### Records to process

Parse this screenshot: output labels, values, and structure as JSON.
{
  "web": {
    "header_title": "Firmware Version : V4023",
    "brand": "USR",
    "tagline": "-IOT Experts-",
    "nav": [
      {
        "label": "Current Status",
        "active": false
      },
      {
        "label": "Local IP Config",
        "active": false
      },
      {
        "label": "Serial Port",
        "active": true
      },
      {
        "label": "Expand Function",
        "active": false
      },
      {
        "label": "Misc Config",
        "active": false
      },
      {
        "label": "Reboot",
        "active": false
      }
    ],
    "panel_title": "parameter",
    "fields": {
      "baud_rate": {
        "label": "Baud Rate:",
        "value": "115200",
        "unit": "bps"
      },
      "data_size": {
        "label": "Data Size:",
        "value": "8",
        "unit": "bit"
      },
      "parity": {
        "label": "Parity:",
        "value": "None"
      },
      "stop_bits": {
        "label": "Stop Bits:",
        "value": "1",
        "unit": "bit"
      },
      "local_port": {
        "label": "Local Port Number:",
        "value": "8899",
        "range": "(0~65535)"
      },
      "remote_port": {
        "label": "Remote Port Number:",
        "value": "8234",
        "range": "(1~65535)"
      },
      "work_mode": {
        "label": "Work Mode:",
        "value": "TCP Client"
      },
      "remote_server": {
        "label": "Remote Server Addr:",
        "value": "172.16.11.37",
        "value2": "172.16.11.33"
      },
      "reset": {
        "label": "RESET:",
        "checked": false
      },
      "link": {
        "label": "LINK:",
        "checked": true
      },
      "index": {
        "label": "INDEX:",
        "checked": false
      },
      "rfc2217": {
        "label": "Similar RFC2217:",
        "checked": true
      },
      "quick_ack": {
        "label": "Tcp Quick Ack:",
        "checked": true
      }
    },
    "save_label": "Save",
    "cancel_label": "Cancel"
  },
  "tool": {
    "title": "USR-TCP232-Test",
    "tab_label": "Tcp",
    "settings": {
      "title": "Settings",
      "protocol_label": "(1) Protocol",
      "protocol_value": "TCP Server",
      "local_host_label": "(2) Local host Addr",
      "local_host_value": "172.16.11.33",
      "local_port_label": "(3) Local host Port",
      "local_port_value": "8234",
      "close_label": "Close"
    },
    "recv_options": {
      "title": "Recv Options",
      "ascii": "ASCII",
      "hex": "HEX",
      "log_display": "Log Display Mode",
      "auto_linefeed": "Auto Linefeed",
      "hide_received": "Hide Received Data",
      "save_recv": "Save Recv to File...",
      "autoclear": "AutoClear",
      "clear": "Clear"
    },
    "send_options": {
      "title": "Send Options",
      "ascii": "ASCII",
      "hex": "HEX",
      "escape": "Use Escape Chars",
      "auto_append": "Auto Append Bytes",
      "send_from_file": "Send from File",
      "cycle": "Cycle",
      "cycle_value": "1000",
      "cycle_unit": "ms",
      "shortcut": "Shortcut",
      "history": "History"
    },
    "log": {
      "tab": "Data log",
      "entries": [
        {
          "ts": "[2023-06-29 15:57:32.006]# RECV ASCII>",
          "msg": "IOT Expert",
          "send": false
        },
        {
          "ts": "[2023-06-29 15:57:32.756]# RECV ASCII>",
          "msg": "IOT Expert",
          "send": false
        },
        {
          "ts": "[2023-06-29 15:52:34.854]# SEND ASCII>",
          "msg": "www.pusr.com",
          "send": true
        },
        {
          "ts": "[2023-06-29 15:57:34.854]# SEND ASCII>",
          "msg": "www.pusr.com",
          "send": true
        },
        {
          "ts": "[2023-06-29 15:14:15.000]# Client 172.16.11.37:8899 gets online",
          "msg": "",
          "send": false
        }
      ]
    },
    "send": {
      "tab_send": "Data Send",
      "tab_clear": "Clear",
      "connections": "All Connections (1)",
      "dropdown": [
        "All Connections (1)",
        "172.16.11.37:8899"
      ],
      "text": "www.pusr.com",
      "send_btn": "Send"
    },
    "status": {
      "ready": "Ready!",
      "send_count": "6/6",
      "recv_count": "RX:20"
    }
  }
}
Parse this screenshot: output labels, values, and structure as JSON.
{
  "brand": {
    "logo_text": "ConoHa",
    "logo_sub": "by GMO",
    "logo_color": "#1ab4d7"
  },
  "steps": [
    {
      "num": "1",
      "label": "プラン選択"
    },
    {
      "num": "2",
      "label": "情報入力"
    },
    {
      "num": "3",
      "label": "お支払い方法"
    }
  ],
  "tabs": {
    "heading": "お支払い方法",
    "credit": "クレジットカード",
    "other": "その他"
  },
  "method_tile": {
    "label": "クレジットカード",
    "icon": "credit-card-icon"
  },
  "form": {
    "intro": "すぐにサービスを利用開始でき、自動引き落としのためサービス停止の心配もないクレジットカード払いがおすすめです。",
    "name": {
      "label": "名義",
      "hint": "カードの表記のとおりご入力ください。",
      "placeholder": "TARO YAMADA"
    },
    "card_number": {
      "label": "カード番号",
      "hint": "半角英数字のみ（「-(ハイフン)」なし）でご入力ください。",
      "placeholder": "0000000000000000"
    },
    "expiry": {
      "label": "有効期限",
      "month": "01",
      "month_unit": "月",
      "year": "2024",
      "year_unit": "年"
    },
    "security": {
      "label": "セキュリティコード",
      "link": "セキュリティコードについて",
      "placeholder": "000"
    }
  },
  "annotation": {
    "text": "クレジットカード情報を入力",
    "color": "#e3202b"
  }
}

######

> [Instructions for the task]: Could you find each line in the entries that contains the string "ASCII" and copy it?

> [Finished exercise]:
      "ascii": "ASCII",
      "ascii": "ASCII",
          "ts": "[2023-06-29 15:57:32.006]# RECV ASCII>",
          "ts": "[2023-06-29 15:57:32.756]# RECV ASCII>",
          "ts": "[2023-06-29 15:52:34.854]# SEND ASCII>",
          "ts": "[2023-06-29 15:57:34.854]# SEND ASCII>",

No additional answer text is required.